Learning to See
Hidden Figures tells the story of Katherin Jonson, Dorothy Vaughan, and Mary Jackson – brilliant African-American women working at NASA who served as the brains behind the launch into orbit of John Glenn.
This ultimately turned around the space race. This trio crossed all gender and racial lines and inspired all people.
Inspired them to what?
Be true to who you are.
Claim your gifts.
Own your stuff (meaning, own the crap you need to do differently).
Yesterday in worship, we talked about “The Outcasts” and how Jesus loved everyone. This week we will be reflecting on the teaching points of the passage of Luke 7.
In the story, a woman crashes the party. Some religious leaders had invited Jesus to a dinner party. During their meal, a prostitute walks in and, while weeping, pours her offering on Jesus’ feet and washes them with her ointment and tears.
People were mortified, especially the “religious” people.
How could he let someone like her touch him?
Because Jesus did something the rest of them really struggled with.
He could see.
Yeah, they all had “visual sight,” . . . but just because they could literally see, they seemed to have a very difficult time REALLY seeing. Looking at the person as a human being, a person of sacred worth. All they saw were the rules broken and what they were doing wrong.
Jesus called them out. “Simon, do you see this woman?”
Do you really, truly see?
The scene from Hidden Figures is a great example of what it takes for someone to be seen.

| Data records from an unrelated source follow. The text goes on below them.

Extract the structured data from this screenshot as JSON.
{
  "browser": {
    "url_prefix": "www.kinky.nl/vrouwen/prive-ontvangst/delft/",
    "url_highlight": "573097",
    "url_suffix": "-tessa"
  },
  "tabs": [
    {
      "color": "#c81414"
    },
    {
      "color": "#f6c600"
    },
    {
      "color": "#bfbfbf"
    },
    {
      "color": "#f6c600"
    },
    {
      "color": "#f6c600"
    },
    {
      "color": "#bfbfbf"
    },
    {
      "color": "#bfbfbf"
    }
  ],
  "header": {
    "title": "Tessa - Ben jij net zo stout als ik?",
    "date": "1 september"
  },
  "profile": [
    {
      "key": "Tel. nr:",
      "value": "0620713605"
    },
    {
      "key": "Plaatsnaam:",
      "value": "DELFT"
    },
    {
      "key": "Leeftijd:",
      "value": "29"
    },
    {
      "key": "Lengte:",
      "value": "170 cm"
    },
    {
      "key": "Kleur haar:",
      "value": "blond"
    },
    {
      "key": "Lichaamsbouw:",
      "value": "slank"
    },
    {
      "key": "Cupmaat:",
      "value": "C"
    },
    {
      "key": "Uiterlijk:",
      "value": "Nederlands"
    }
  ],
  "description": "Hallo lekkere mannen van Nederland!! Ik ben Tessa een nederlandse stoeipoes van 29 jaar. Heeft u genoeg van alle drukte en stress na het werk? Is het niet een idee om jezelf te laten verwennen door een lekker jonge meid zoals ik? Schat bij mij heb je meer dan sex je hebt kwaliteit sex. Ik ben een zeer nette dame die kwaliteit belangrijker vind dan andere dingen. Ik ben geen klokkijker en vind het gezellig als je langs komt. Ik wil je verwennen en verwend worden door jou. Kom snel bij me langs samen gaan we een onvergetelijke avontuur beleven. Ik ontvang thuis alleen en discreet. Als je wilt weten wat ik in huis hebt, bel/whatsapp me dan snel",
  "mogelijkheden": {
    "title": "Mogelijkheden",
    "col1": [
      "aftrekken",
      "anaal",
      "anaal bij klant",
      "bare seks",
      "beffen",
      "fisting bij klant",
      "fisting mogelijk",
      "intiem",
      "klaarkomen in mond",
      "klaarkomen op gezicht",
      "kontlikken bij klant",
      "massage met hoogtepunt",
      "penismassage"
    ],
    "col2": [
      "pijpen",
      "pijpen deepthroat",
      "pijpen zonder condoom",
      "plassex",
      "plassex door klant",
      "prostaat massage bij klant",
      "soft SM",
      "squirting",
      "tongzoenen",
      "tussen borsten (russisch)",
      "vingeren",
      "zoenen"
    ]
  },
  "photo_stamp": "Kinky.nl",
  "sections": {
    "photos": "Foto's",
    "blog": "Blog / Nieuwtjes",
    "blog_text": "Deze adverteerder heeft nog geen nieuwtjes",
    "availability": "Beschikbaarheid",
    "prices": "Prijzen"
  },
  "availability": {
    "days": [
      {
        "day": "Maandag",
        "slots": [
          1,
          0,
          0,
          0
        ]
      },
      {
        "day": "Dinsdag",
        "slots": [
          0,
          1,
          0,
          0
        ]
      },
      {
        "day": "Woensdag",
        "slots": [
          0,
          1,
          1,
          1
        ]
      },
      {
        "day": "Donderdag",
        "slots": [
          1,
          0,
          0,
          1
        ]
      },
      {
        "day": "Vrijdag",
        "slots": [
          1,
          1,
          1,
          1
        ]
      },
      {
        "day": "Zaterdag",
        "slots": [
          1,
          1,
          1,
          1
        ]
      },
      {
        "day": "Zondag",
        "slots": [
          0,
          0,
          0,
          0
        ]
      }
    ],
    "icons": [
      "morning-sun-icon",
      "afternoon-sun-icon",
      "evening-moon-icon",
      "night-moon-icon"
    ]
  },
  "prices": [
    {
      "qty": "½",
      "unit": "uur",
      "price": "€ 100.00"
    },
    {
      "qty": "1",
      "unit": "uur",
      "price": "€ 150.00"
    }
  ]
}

Who do you need to see?
“Let all that you do be done in love.”
(1 Corinthians 16:14).